What is the difference between isolation and quarantine?
The word ‘quarantine’ comes from the Italian word ‘quarantena’, meaning ‘forty’. The term was first used in the 14th-century during the Black Death plague when ships arriving in Venice were required to sit at anchor for forty days before the crew could go ashore.
‘Quarantine’ separates and restricts the movement of people who were exposed to a contagious disease to see if they become sick. Thankfully it is no longer forty days.
‘Isolation’ separates sick people with a known contagious disease from people who are not sick.
If you are diagnosed with COVID-19 you will need to go into ‘isolation’, while those who have been in close contact with you will go into ‘quarantine’.

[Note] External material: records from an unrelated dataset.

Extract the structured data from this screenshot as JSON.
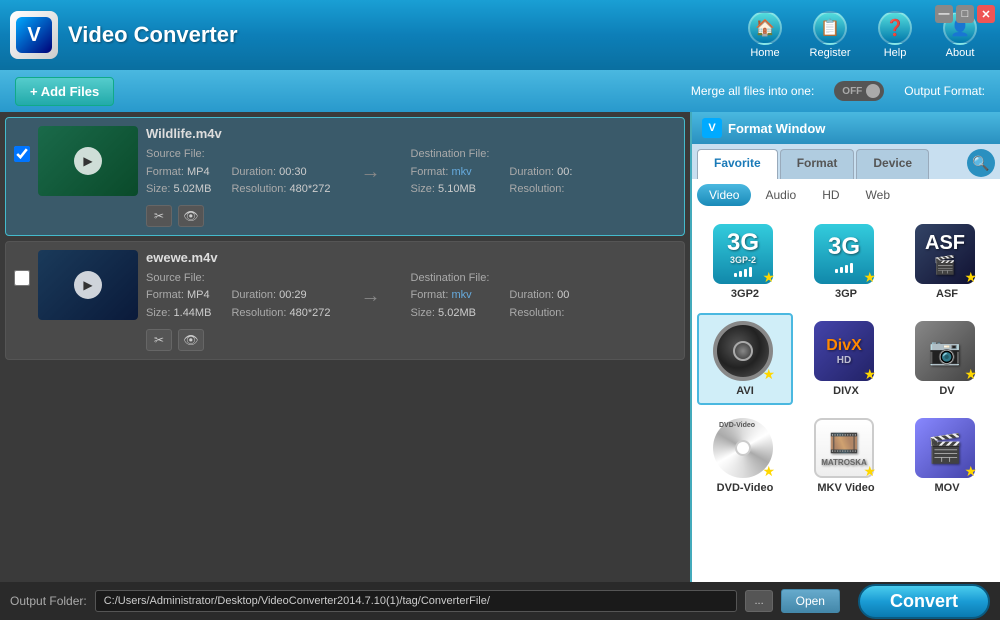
{
  "app": {
    "title": "Video Converter",
    "logo_letter": "V"
  },
  "nav": {
    "items": [
      {
        "id": "home",
        "label": "Home",
        "icon": "🏠"
      },
      {
        "id": "register",
        "label": "Register",
        "icon": "📋"
      },
      {
        "id": "help",
        "label": "Help",
        "icon": "❓"
      },
      {
        "id": "about",
        "label": "About",
        "icon": "👤"
      }
    ]
  },
  "toolbar": {
    "add_files": "+ Add Files",
    "merge_label": "Merge all files into one:",
    "toggle_state": "OFF",
    "output_format_label": "Output Format:"
  },
  "files": [
    {
      "name": "Wildlife.m4v",
      "thumb_color": "teal",
      "source": {
        "format": "MP4",
        "duration": "00:30",
        "size": "5.02MB",
        "resolution": "480*272"
      },
      "dest": {
        "format": "mkv",
        "duration": "00:",
        "size": "5.10MB",
        "resolution": ""
      }
    },
    {
      "name": "ewewe.m4v",
      "thumb_color": "blue",
      "source": {
        "format": "MP4",
        "duration": "00:29",
        "size": "1.44MB",
        "resolution": "480*272"
      },
      "dest": {
        "format": "mkv",
        "duration": "00",
        "size": "5.02MB",
        "resolution": ""
      }
    }
  ],
  "format_window": {
    "title": "Format Window",
    "tabs": [
      "Favorite",
      "Format",
      "Device"
    ],
    "active_tab": "Favorite",
    "sub_tabs": [
      "Video",
      "Audio",
      "HD",
      "Web"
    ],
    "active_sub": "Video",
    "formats": [
      {
        "id": "3gp2",
        "label": "3GP2",
        "type": "3gp"
      },
      {
        "id": "3gp",
        "label": "3GP",
        "type": "3gp"
      },
      {
        "id": "asf",
        "label": "ASF",
        "type": "asf"
      },
      {
        "id": "avi",
        "label": "AVI",
        "type": "avi",
        "selected": true
      },
      {
        "id": "divx",
        "label": "DIVX",
        "type": "divx"
      },
      {
        "id": "dv",
        "label": "DV",
        "type": "dv"
      },
      {
        "id": "dvd-video",
        "label": "DVD-Video",
        "type": "dvd"
      },
      {
        "id": "mkv",
        "label": "MKV Video",
        "type": "mkv"
      },
      {
        "id": "mov",
        "label": "MOV",
        "type": "mov"
      }
    ]
  },
  "bottom": {
    "output_folder_label": "Output Folder:",
    "output_path": "C:/Users/Administrator/Desktop/VideoConverter2014.7.10(1)/tag/ConverterFile/",
    "browse_label": "...",
    "open_label": "Open",
    "convert_label": "Convert"
  }
}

If you are notified that you have a positive result for COVID-19 you will be contacted by The Public Health Unit. Their immediate priority is contact tracing to prevent further spread in the community. They will assess who has been a ‘close contact’ with you while you were potentially infectious. Close contact is someone who has been in face to face contact with you for at least 15 minutes or been in the same closed space for at least 2 hours.

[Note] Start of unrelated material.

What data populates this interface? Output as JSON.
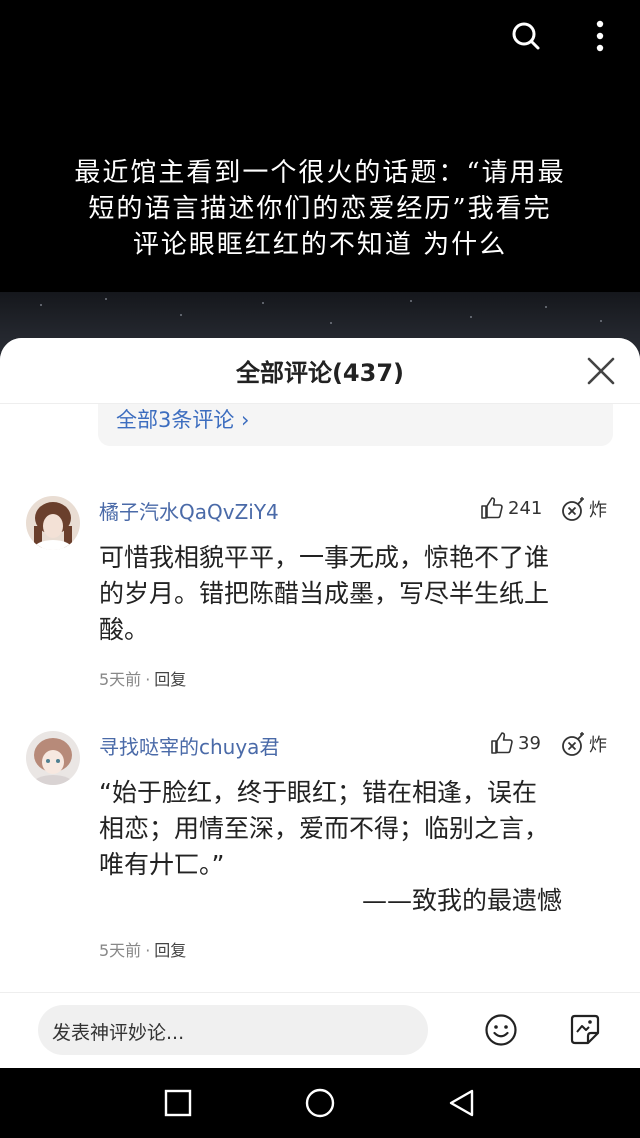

‘Close contacts’ will be contacted and advised they need to go into quarantine. Those who have been in contact with you but are not ‘close contacts’ do not need to quarantine but are advised to monitor for any symptoms.

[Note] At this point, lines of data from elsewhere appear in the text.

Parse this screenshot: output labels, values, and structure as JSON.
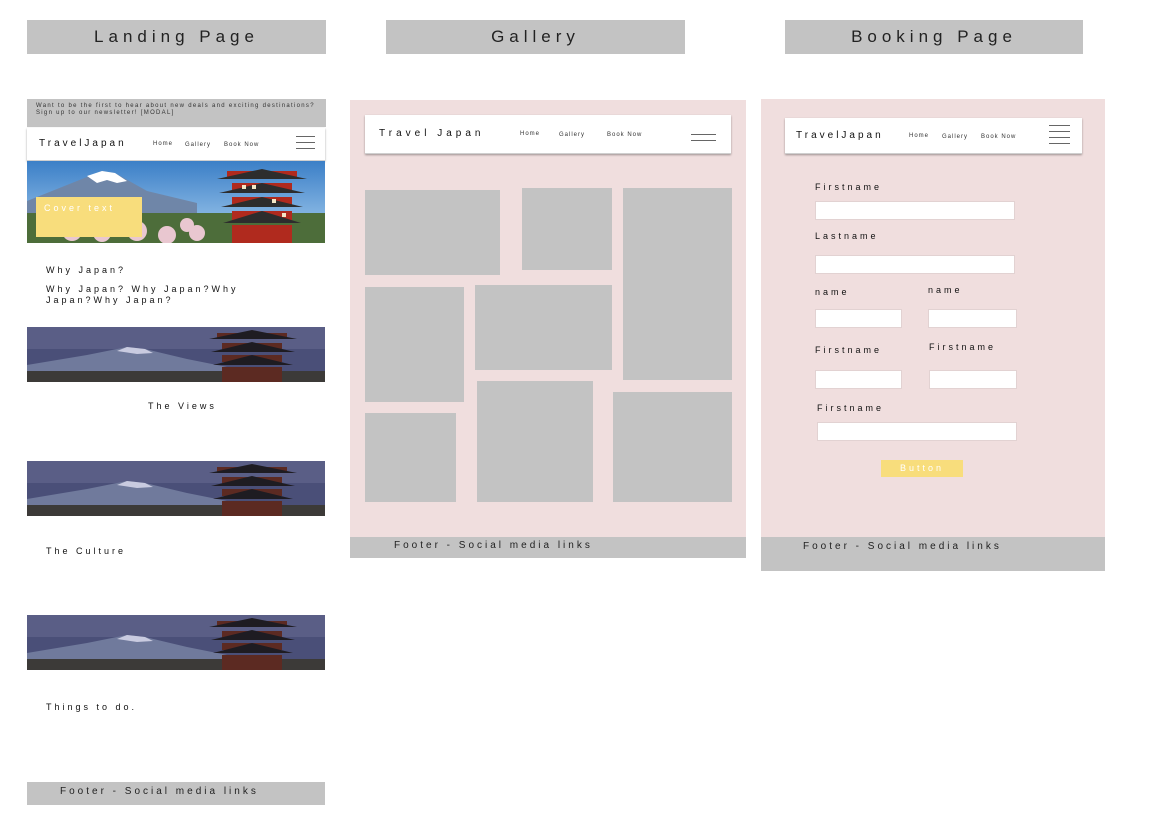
{
  "titles": {
    "landing": "Landing Page",
    "gallery": "Gallery",
    "booking": "Booking Page"
  },
  "landing": {
    "banner_text": "Want to be the first to hear about new deals and exciting destinations? Sign up to our newsletter! [MODAL]",
    "brand": "TravelJapan",
    "nav": [
      "Home",
      "Gallery",
      "Book Now"
    ],
    "hero_cover_text": "Cover text",
    "section1_heading": "Why Japan?",
    "section1_body": "Why Japan? Why Japan?Why Japan?Why Japan?",
    "section2_heading": "The Views",
    "section3_heading": "The Culture",
    "section4_heading": "Things to do.",
    "footer": "Footer - Social media links"
  },
  "gallery": {
    "brand": "Travel Japan",
    "nav": [
      "Home",
      "Gallery",
      "Book Now"
    ],
    "footer": "Footer - Social media links"
  },
  "booking": {
    "brand": "TravelJapan",
    "nav": [
      "Home",
      "Gallery",
      "Book Now"
    ],
    "labels": {
      "firstname": "Firstname",
      "lastname": "Lastname",
      "name_left": "name",
      "name_right": "name",
      "firstname_left": "Firstname",
      "firstname_right": "Firstname",
      "firstname_bottom": "Firstname"
    },
    "button": "Button",
    "footer": "Footer - Social media links"
  },
  "colors": {
    "placeholder_grey": "#c3c3c3",
    "wireframe_pink": "#f0dede",
    "accent_yellow": "#f8dd7c"
  }
}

Public Health Unit will also try to work out how and where you were infected with COVID-19.
PHU will send you information on how to isolate via email. Please access the link below for more information . PHU will send you a text every day to monitor your symptoms. If you have any symptoms of concern, they will call you to see if you need further assessment. Your regular GP may also call to check on you. You may also make a telephone appointment with your GP at any time.
Around four in every five people who contract COVID-19 recover without needing to go to hospital. There is a range of symptoms and severity. Symptoms may include fever, dry cough, productive cough (less common), headache, abdominal pain with diarrhoea, loss of sense of smell, reduced appetite, aching muscles and fatigue.
Our greatest concern is that there may be a deterioration with shortness of breath due to viral pneumonia. This usually occurs around day 5 to 8 following the onset of symptoms and may require hospital admission. Around 1 in 5 of people with COVID-19 need to be admitted to hospital. This worsening may occur even after there has been an improvement in symptoms.
There may be another more serious deterioration and worsening breathing difficulties around day 12 following the onset of symptoms. This may require treatment in an Intensive Care Unit (ICU) and may include ventilation. Around 5% (1 in 20) of total cases need ICU treatment. Those with more severe symptoms may be unwell for three weeks or more before recovering.
Those who are at increased risk of becoming very unwell with COVID-19 are those who are older and/or those with chronic disease such as hypertension, diabetes, chronic obstructive pulmonary disease, heart disease and cancer.
These are so far experimental and drugs being considered are rapidly changing. You will be offered the most up-to-date information available at the time.
If you have recovered, the PHU will advise when you are permitted to be released from isolation.
In general, you can be released if:
· at least 10 days have passed since the onset of first symptoms
· AND at least 72 hours have passed since the resolution of symptoms.
If you are a healthcare or aged care worker, you additionally require:
· No fever for 48 hours
· AND no symptoms for 24 hours
· AND at least seven days since onset of first symptoms
· AND two negative tests, collected at least 24 hours apart, after feeling well.
The PHU will write to your GP advising that you may be released from isolation. You will be asked to make an appointment with your GP after seven days to check on your recovery. You will also be invited to have a blood test to check your antibody levels. This test is still under development so your blood will be stored until the test is ready.
If you have household contacts and they have ongoing contact with you (e.g. sharing a bathroom, living area or other common areas), they will need to continue in quarantine for 14 days AFTER you have been released from isolation. CDC will be in regular contact with them and will advise when they can be released from quarantine. You can reduce this time by isolating from your household contacts while infectious (see link above on how to do this), however, it is not always practical to do this.
Australia is thankfully seeing a flattening of the curve at present. In order to maintain a lower number of cases, we all need to continue without ongoing care with social distancing and good hand hygiene.